|Switchback smile. Photo courtesy of Full Suspension Studios|
I hit the bottom, mile 40-ish, at just about 6 hours. 10 miles to go- could I do it in an hour and be under 7 hours for the entire thing? I was feeling cautiously optimistic. But then.... I hit the last big climb. And it sucked. I slowed to the pace of a snake in a snowstorm, winding up that climb at the slowest pace possible. I ate a magical Honey Stinger Stroop waffle, and while that helped, it did not result in a final burst of energy I was so desperately craving. 45 painful minutes later, I reached the top. This relatively short 2-mile climb took longer than the 5 mile descent I had just sailed down. Ouch.
The trail grade turned negative once more, but that swoopy feeling of descending never really came back. It was definitely a little choppy, but the bigger issue was that at 43.8 miles into this race, the fun was over and my body started to rebel. I had a giant knot in my neck, my hands hurt, my lady parts were stinging, and I began to hallucinate that each stump along the trail was a bear. Or maybe a sasquatch.
A mile from the end, Cassandra passed me, going at break neck speed. "I'm just ready for this to be OVER," she breathed as she pedaled by. I agreed with her.
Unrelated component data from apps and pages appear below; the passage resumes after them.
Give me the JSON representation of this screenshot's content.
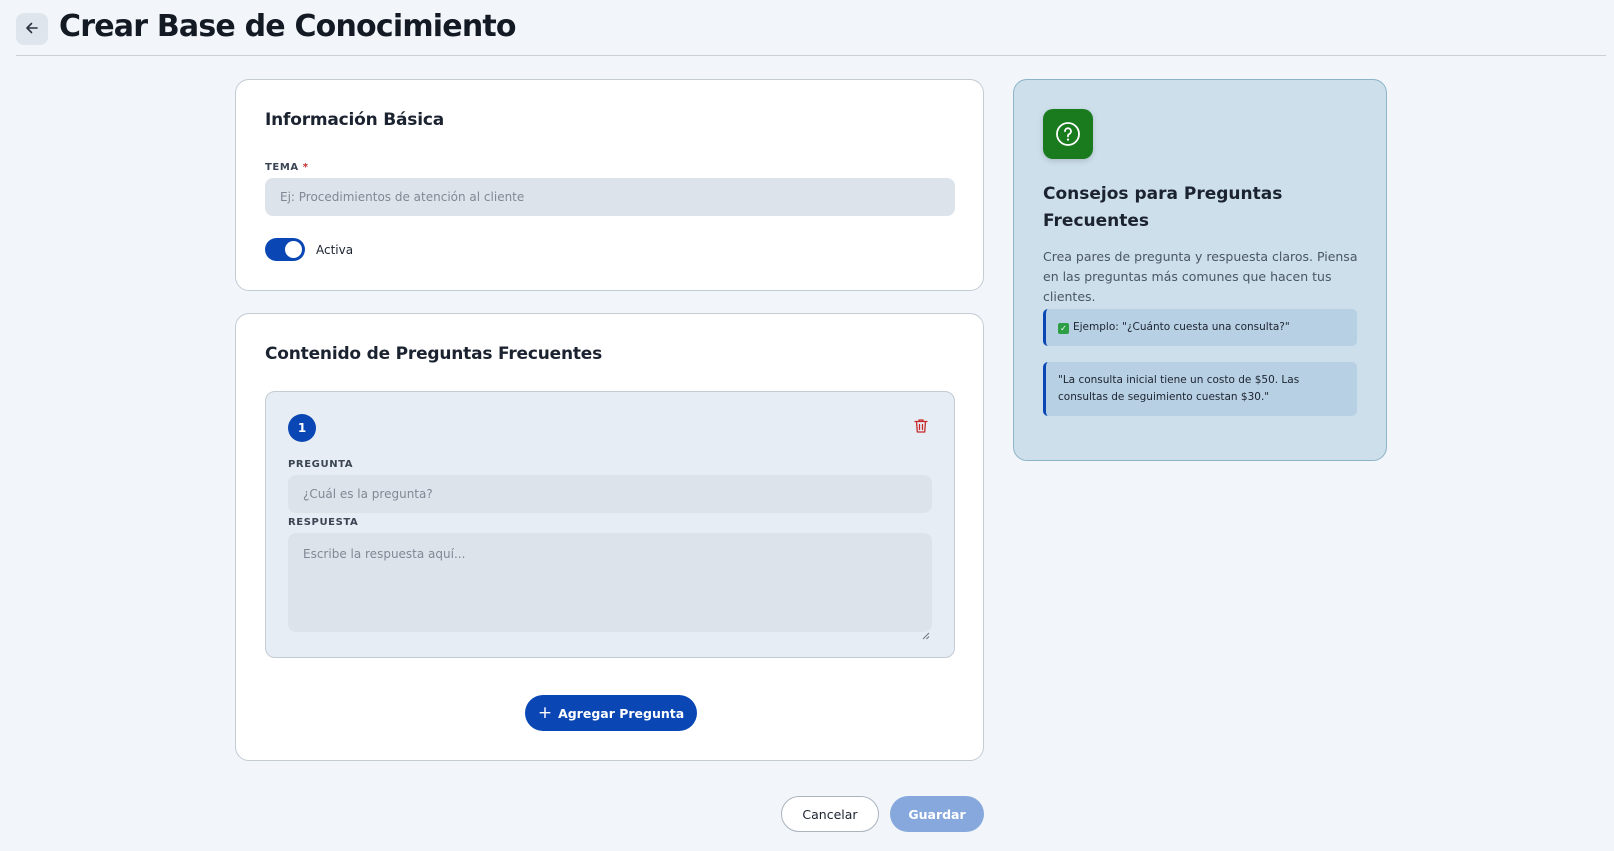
{
  "header": {
    "back_icon": "arrow-left-icon",
    "title": "Crear Base de Conocimiento"
  },
  "basic_info": {
    "title": "Información Básica",
    "tema": {
      "label": "TEMA",
      "required_mark": "*",
      "value": "",
      "placeholder": "Ej: Procedimientos de atención al cliente"
    },
    "active_toggle": {
      "label": "Activa",
      "checked": true
    }
  },
  "faq": {
    "title": "Contenido de Preguntas Frecuentes",
    "items": [
      {
        "number": "1",
        "question_label": "PREGUNTA",
        "question_value": "",
        "question_placeholder": "¿Cuál es la pregunta?",
        "answer_label": "RESPUESTA",
        "answer_value": "",
        "answer_placeholder": "Escribe la respuesta aquí...",
        "delete_icon": "trash-icon"
      }
    ],
    "add_button": {
      "icon": "plus-icon",
      "label": "Agregar Pregunta"
    }
  },
  "tips": {
    "icon": "question-circle-icon",
    "title": "Consejos para Preguntas Frecuentes",
    "description": "Crea pares de pregunta y respuesta claros. Piensa en las preguntas más comunes que hacen tus clientes.",
    "examples": [
      {
        "icon": "check-box-icon",
        "text": "Ejemplo: \"¿Cuánto cuesta una consulta?\""
      },
      {
        "icon": "",
        "text": "\"La consulta inicial tiene un costo de $50. Las consultas de seguimiento cuestan $30.\""
      }
    ]
  },
  "footer": {
    "cancel_label": "Cancelar",
    "save_label": "Guardar"
  },
  "colors": {
    "primary": "#0a47b5",
    "background": "#f2f6fb",
    "tips_background": "#ccdfeb",
    "tips_icon_background": "#1a7a1e",
    "save_disabled": "#86a8dc",
    "delete": "#c62828"
  }
}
But in a few more minutes, it was- I came across the finish line smiling, Brian Tucker cheering me on from. My total time was about 7:20 (and about 6:40 of riding time, my GPS told me. I had forgotten to factor in the 40 minutes' worth of stopping at aid stations). I hopped off my bike and went straight to the display of free pint glasses, filling mine up with beer and collapsing in the shade next to Brian as we waited for Jill to come in. It didn't take long- she came across the line at 7:26, sprinting and smiling ear to ear. I later learned that she defeated her belly and enjoyed a fantastic race, which I was really happy to hear. We all hung out for awhile swapping stories, then headed home to hot showers and comfy couches, the perfect post-race regime.
The days following the race were infinitely more painful than I expected. Peeing became a tortuous act for the first 48 hours, and my hands, shoulders and forearms ached from all of that breaking. My cold came back with a vengeance, and the lymph nodes in my neck swelled, right on top of a gigantic and painful muscle knot from tilting my head at a weird angle for the entire race. Desperate for relief, I called a massage therapist, but they wouldn't see me until I didn't have cold symptoms anymore. I was in a tortuous catch-22- I needed a massage to make the swelling go down, but I couldn't go get a massage until the lymph nodes stopped swelling. My neck was such a disaster that I couldn't sleep on it, so I managed to sleep upright for the first 2-3 days, self medicating with Advil and applying Tiger Balm so much that mint almost started to grow out of my neck. Finally, on the Thursday after the race, I went in for a massage. It was simultaneously the most painful and freeing experience in recent memory, and I felt much better from that point on.
In hindsight, I probably should not have raced being sick, and a bit more conditioning would have gone a long ways towards my enjoyment. Nevertheless, I'm super happy to have checked this off my bucket list, and I might actually consider doing it again some time, although on a bike with disc brakes and full suspension, preferably. Actually, the whole experience has me jonzing after a new steed.... any more adventures of this magnitude will require disc brakes.
Oh yeah- here's my Strava file. I'm super proud of this one!